What you should do
What is needed is an exact copy of the records below, without the pictures.
====== Records to use ======
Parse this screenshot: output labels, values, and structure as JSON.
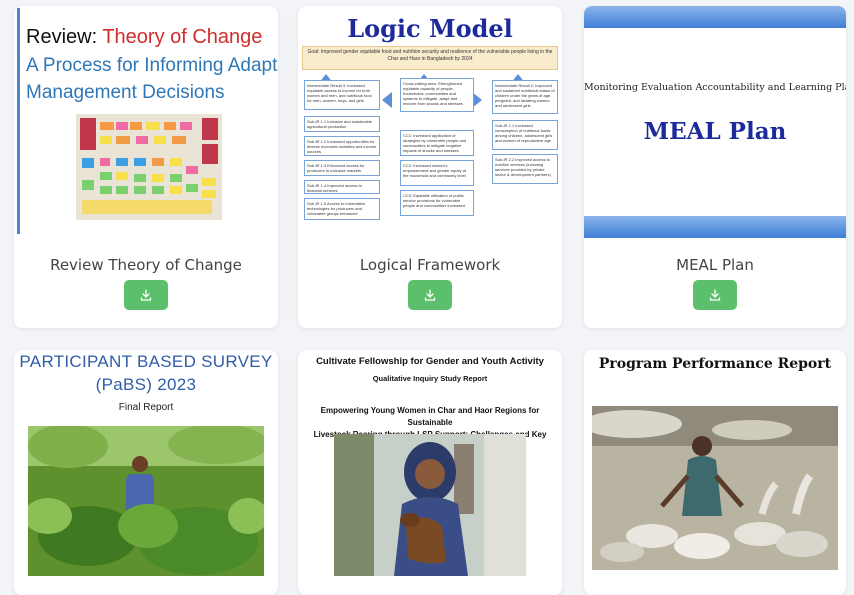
{
  "cards": [
    {
      "label": "Review Theory of Change",
      "thumb_line1_a": "Review: ",
      "thumb_line1_b": "Theory of Change",
      "thumb_line2": "A Process for Informing Adaptive",
      "thumb_line3": "Management Decisions"
    },
    {
      "label": "Logical Framework",
      "thumb_title": "Logic Model",
      "goal": "Goal: Improved gender equitable food and nutrition security and resilience of the vulnerable people living in the Char and Haor in Bangladesh by 2024",
      "boxes": [
        "Intermediate Result 3: Increased equitable access to income for both women and men, and nutritious food for men, women, boys, and girls",
        "Cross-cutting area: Strengthened equitable capacity of people, households, communities and systems to mitigate, adapt and recover from shocks and stresses",
        "Intermediate Result 2: Improved and sustained nutritional status of children under the years of age, pregnant, and lactating women and adolescent girls",
        "Sub-IR 1.1 Inclusive and sustainable agricultural production",
        "Sub-IR 1.2 Increased opportunities for diverse economic activities and income sources",
        "Sub-IR 1.3 Enhanced access for producers to inclusive markets",
        "Sub-IR 1.4 Improved access to financial services",
        "Sub-IR 1.5 Access to information technologies for producers and vulnerable groups enhanced",
        "CC1: Increased application of strategies by vulnerable people and communities to mitigate negative impacts of shocks and stresses",
        "CC2: Increased women's empowerment and gender equity at the household and community level",
        "CC3: Equitable utilization of public service provisions for vulnerable people and communities increased",
        "Sub-IR 2.1 Increased consumption of nutritious foods among children, adolescent girls and women of reproductive age",
        "Sub-IR 2.2 Improved access to nutrition services (including services provided by private sector & development partners)"
      ]
    },
    {
      "label": "MEAL Plan",
      "thumb_subtitle": "Monitoring Evaluation Accountability  and Learning  Plan",
      "thumb_title": "MEAL Plan"
    },
    {
      "thumb_title_1": "PARTICIPANT BASED SURVEY",
      "thumb_title_2": "(PaBS) 2023",
      "thumb_subtitle": "Final Report"
    },
    {
      "thumb_title": "Cultivate Fellowship for Gender and Youth Activity",
      "thumb_subtitle": "Qualitative Inquiry Study Report",
      "thumb_heading_1": "Empowering Young Women in Char and Haor Regions for Sustainable",
      "thumb_heading_2": "Livestock Rearing through LSP Support: Challenges and Key Learnings"
    },
    {
      "thumb_title": "Program Performance Report"
    }
  ],
  "icons": {
    "download": "download-icon"
  },
  "colors": {
    "download_button": "#5cbf6b",
    "accent_blue": "#1d2a9c",
    "red": "#d22d2d"
  }
}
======
Output for this task
Parse this screenshot: output labels, values, and structure as JSON.
{
  "cards": [
    {
      "label": "Review Theory of Change",
      "thumb_line1_a": "Review: ",
      "thumb_line1_b": "Theory of Change",
      "thumb_line2": "A Process for Informing Adaptive",
      "thumb_line3": "Management Decisions"
    },
    {
      "label": "Logical Framework",
      "thumb_title": "Logic Model",
      "goal": "Goal: Improved gender equitable food and nutrition security and resilience of the vulnerable people living in the Char and Haor in Bangladesh by 2024",
      "boxes": [
        "Intermediate Result 3: Increased equitable access to income for both women and men, and nutritious food for men, women, boys, and girls",
        "Cross-cutting area: Strengthened equitable capacity of people, households, communities and systems to mitigate, adapt and recover from shocks and stresses",
        "Intermediate Result 2: Improved and sustained nutritional status of children under the years of age, pregnant, and lactating women and adolescent girls",
        "Sub-IR 1.1 Inclusive and sustainable agricultural production",
        "Sub-IR 1.2 Increased opportunities for diverse economic activities and income sources",
        "Sub-IR 1.3 Enhanced access for producers to inclusive markets",
        "Sub-IR 1.4 Improved access to financial services",
        "Sub-IR 1.5 Access to information technologies for producers and vulnerable groups enhanced",
        "CC1: Increased application of strategies by vulnerable people and communities to mitigate negative impacts of shocks and stresses",
        "CC2: Increased women's empowerment and gender equity at the household and community level",
        "CC3: Equitable utilization of public service provisions for vulnerable people and communities increased",
        "Sub-IR 2.1 Increased consumption of nutritious foods among children, adolescent girls and women of reproductive age",
        "Sub-IR 2.2 Improved access to nutrition services (including services provided by private sector & development partners)"
      ]
    },
    {
      "label": "MEAL Plan",
      "thumb_subtitle": "Monitoring Evaluation Accountability  and Learning  Plan",
      "thumb_title": "MEAL Plan"
    },
    {
      "thumb_title_1": "PARTICIPANT BASED SURVEY",
      "thumb_title_2": "(PaBS) 2023",
      "thumb_subtitle": "Final Report"
    },
    {
      "thumb_title": "Cultivate Fellowship for Gender and Youth Activity",
      "thumb_subtitle": "Qualitative Inquiry Study Report",
      "thumb_heading_1": "Empowering Young Women in Char and Haor Regions for Sustainable",
      "thumb_heading_2": "Livestock Rearing through LSP Support: Challenges and Key Learnings"
    },
    {
      "thumb_title": "Program Performance Report"
    }
  ],
  "icons": {
    "download": "download-icon"
  },
  "colors": {
    "download_button": "#5cbf6b",
    "accent_blue": "#1d2a9c",
    "red": "#d22d2d"
  }
}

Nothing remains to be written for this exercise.